Radatools is just a set of binary executable programs whose source code is available in Radalib. Radalib is free software; you can redistribute it and/or modify it under the terms of the GNU Lesser General Public License version 2.1 as published by the Free Software Foundation.
Go to Radatools page.
Radalib is a library we have continuously been updating for our research within the Alephsys research group, led by Alex Arenas, at Universitat Rovira i Virgili (URV), Tarragona, since 2004. Previous experience showed that the continuous reuse of code was a painful task, thus we decided to be more structured and separate general purpose code (e.g. manipulation of networks and partitions) from the specific details of particular applications (e.g. Monte Carlo simulation of epidemic spreading). The result was the development of a general purpose library, mostly devoted to complex networks, and developed around abstract data types. This means the types are defined as "private", with public subprograms operating on them and encapsulating their implementations, thus allowing for future enhancements without having to modify the programs already using them. We could have used object oriented programming, but we believe polymorphism and inheritance are basically useless for this kind of applications.

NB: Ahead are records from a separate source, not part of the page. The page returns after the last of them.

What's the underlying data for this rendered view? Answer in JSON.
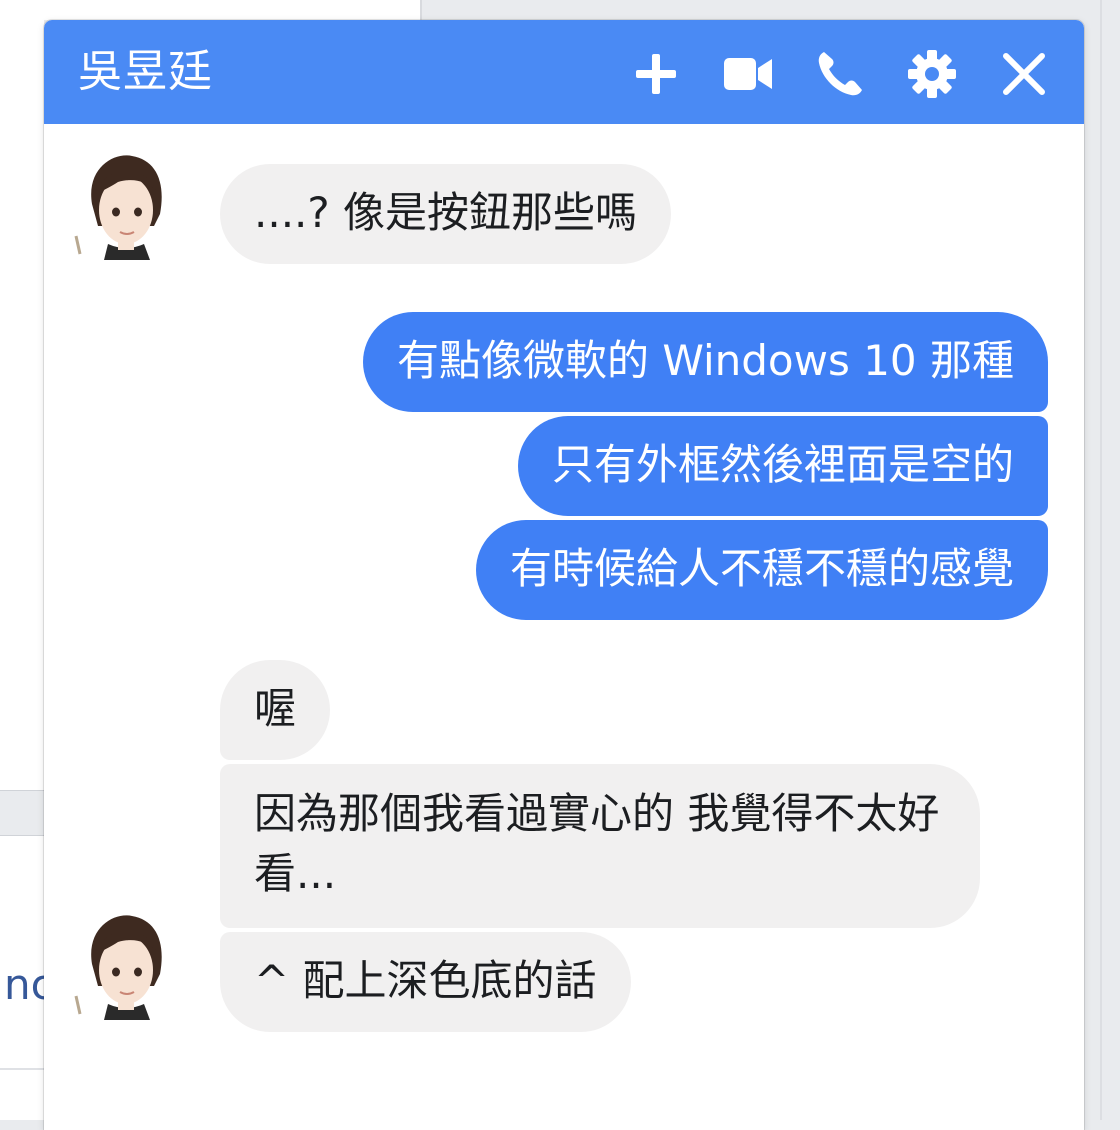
{
  "chat": {
    "title": "吳昱廷",
    "header_icons": [
      "plus-icon",
      "video-camera-icon",
      "phone-icon",
      "gear-icon",
      "close-icon"
    ],
    "accent_color": "#4a8af4",
    "outgoing_color": "#4080f5",
    "incoming_color": "#f1f0f0",
    "messages": [
      {
        "from": "them",
        "text": "....?  像是按鈕那些嗎"
      },
      {
        "from": "me",
        "text": "有點像微軟的 Windows 10 那種"
      },
      {
        "from": "me",
        "text": "只有外框然後裡面是空的"
      },
      {
        "from": "me",
        "text": "有時候給人不穩不穩的感覺"
      },
      {
        "from": "them",
        "text": "喔"
      },
      {
        "from": "them",
        "text": "因為那個我看過實心的  我覺得不太好看..."
      },
      {
        "from": "them",
        "text": "^ 配上深色底的話"
      }
    ]
  },
  "background": {
    "partial_text": "nc"
  }
}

The selected language was Ada, for several reasons: performance (it is a compiled language, not interpreted), readable code, support for abstract data types, strict data type system (allows catching many errors at compile time), advanced support of generics, high level support for concurrent programming (just in case it is needed), availability of high quality compilers for the main platforms (Windows, Linux, MacOS), and the confidence in your code when using it. The main drawback was the absence of code from other people we could reuse, but that was not a problem since we wanted full control and detailed understanding of every line of code used for our research.
Radalib is structured in three parts: source (the library itself), test and tools. Tools are programs which solve a certain problem, e.g. community detection, partitions comparison, network properties, connected components, file format conversion, etc., and which are basically mere interfaces to functionalities given by the library. The requests to make public implementations of some of the algorithms presented in our scientific papers led to the publication of Radatools, which are just executables for Windows, Linux and MacOS of some of the Radalib tools.
Go to Radalib page.